◆ Exercise:
Find every line in the records that holds the string "votes". Copy each one.

--- Study material Enclosed Below ---

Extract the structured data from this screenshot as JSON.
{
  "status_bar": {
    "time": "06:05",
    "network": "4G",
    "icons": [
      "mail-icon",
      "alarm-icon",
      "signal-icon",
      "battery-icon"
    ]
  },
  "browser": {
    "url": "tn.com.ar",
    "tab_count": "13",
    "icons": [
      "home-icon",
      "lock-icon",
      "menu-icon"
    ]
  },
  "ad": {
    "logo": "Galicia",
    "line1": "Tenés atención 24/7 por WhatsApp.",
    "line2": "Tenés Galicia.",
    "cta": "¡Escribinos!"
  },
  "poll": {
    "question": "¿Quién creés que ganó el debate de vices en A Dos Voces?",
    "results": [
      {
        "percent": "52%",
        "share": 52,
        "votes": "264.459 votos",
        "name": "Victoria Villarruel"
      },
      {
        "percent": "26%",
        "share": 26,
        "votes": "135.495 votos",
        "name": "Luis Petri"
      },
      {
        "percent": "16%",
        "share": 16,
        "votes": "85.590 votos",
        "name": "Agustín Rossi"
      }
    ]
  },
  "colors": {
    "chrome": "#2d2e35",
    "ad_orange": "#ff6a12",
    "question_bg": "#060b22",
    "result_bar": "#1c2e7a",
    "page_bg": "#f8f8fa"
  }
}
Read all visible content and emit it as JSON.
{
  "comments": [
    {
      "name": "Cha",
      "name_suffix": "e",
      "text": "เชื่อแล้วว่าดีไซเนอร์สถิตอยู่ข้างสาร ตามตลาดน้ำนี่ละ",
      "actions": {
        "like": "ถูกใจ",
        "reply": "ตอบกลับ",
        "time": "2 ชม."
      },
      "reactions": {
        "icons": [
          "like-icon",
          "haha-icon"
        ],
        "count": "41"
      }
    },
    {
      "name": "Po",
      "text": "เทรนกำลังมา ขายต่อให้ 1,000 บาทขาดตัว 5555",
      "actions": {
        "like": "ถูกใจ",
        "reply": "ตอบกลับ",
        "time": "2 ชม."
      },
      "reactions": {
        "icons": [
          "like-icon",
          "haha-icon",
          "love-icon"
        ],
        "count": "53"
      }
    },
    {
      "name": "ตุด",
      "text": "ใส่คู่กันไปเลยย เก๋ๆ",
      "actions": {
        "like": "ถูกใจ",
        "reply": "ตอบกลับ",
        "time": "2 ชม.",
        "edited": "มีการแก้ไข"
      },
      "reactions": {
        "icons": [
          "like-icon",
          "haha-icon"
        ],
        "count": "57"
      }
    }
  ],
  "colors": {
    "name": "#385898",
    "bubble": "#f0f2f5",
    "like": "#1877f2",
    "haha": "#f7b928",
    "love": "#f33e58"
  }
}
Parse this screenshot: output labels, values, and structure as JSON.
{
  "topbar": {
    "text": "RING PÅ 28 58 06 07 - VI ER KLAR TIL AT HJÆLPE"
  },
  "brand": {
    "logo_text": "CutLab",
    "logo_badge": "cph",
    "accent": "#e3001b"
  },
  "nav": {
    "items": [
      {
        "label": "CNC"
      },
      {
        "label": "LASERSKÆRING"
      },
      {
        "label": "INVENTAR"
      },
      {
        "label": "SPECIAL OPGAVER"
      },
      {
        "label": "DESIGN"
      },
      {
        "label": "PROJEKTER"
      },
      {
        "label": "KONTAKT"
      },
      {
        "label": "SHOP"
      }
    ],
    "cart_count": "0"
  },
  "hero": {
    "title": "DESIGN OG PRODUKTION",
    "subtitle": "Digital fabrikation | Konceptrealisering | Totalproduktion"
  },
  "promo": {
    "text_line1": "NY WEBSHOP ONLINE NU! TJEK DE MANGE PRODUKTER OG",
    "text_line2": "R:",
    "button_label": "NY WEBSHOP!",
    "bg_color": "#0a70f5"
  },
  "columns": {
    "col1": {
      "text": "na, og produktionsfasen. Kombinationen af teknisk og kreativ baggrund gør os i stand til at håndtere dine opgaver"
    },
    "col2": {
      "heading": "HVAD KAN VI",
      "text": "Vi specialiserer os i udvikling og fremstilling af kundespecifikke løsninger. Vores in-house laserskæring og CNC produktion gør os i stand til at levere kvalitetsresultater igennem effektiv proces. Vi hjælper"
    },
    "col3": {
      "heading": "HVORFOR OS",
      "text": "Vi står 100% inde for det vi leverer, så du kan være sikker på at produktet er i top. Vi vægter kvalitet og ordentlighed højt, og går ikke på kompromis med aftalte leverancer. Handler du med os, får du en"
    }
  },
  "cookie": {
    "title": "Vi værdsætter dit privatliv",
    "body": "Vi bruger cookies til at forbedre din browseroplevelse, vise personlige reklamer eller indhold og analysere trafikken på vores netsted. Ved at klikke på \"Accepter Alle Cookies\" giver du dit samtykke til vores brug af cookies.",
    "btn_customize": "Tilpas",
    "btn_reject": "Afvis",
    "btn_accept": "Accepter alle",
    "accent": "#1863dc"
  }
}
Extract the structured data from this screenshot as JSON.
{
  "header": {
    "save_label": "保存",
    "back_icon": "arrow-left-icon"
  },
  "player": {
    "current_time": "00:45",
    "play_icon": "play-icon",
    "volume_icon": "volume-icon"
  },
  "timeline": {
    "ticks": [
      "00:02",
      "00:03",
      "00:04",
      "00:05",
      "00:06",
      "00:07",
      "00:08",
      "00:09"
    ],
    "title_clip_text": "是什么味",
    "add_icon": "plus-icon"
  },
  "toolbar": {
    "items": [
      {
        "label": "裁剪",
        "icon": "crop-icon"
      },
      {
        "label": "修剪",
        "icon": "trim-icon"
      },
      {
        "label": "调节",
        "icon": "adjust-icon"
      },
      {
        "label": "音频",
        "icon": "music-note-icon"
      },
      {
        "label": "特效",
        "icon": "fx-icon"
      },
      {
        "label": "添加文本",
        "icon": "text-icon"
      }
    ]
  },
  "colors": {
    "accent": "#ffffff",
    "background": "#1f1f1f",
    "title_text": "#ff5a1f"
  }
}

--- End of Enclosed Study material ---

◆ Output for this task:
        "votes": "264.459 votos",
        "votes": "135.495 votos",
        "votes": "85.590 votos",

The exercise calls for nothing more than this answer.